If you notice your child’s fingers turning red, blue or feeling numb, increasing redness or swelling around the cast site, or worsening pain from the fracture, your child’s cast may be on too tight. In this case, you should notify the doctor immediately, as the cast may need to be adjusted.


Dr. Elkins practices at Iredell Primary Care, located at 114 Gateway Boulevard in Mooresville. He has expertise in the musculoskeletal system and cares for patients of all ages. Patients can be seen within 24 to 48 hours. Same-day sick visits are also available for established patients. Head to IredellPrimaryCare.com or call 980-435-0406 to schedule you or your child’s next appointment with Dr. Elkins.

About Iredell Health System

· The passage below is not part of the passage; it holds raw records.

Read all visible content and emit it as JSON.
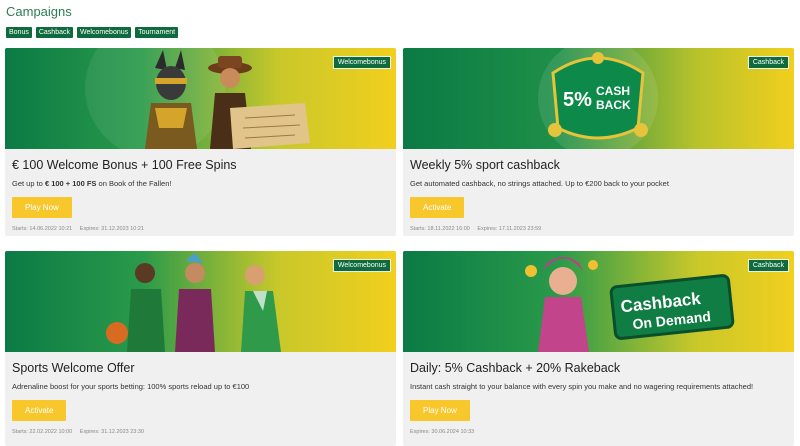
{
  "page": {
    "title": "Campaigns",
    "filters": [
      "Bonus",
      "Cashback",
      "Welcomebonus",
      "Tournament"
    ]
  },
  "cards": [
    {
      "badge": "Welcomebonus",
      "title": "€ 100 Welcome Bonus + 100 Free Spins",
      "desc_pre": "Get up to ",
      "desc_bold": "€ 100 + 100 FS",
      "desc_post": " on Book of the Fallen!",
      "cta": "Play Now",
      "starts": "Starts: 14.06.2022 10:21",
      "expires": "Expires: 31.12.2023 10:21"
    },
    {
      "badge": "Cashback",
      "title": "Weekly 5% sport cashback",
      "desc": "Get automated cashback, no strings attached. Up to €200 back to your pocket",
      "cta": "Activate",
      "starts": "Starts: 18.11.2022 16:00",
      "expires": "Expires: 17.11.2023 23:59",
      "banner_text_1": "5%",
      "banner_text_2": "CASH",
      "banner_text_3": "BACK"
    },
    {
      "badge": "Welcomebonus",
      "title": "Sports Welcome Offer",
      "desc": "Adrenaline boost for your sports betting: 100% sports reload up to €100",
      "cta": "Activate",
      "starts": "Starts: 22.02.2022 10:00",
      "expires": "Expires: 31.12.2023 23:30"
    },
    {
      "badge": "Cashback",
      "title": "Daily: 5% Cashback + 20% Rakeback",
      "desc": "Instant cash straight to your balance with every spin you make and no wagering requirements attached!",
      "cta": "Play Now",
      "expires": "Expires: 30.06.2024 10:33",
      "banner_text_1": "Cashback",
      "banner_text_2": "On Demand"
    }
  ],
  "colors": {
    "brand_green": "#0f6b3e",
    "title_green": "#2e7d55",
    "cta_yellow": "#f7c72c"
  }
}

Iredell Health System includes Iredell Memorial Hospital; Iredell Mooresville; two urgent care centers; Iredell Home Health; Iredell Wound Care & Hyperbaric Center; Community and Corporate Wellness; Occupational Medicine; the Iredell Physician Network and more. Iredell Memorial Hospital is the largest and only nonprofit hospital in Iredell County. The comprehensive healthcare facility has 247 beds; more than 1,800 employees; and has 260 physicians representing various specialties. Centers of excellence include Women’s and Children’s; Cardiovascular; Cancer; Surgical Services and Wellness & Prevention. The Health System’s second campus, Iredell Mooresville, is home to the area’s only 24-hour urgent care facility, as well as an ambulatory surgery center, imaging center, rehabilitation services, and physician practices. The mission of Iredell Health System is to inspire wellbeing. For a comprehensive list of services and programs, visit www.iredellhealth.org.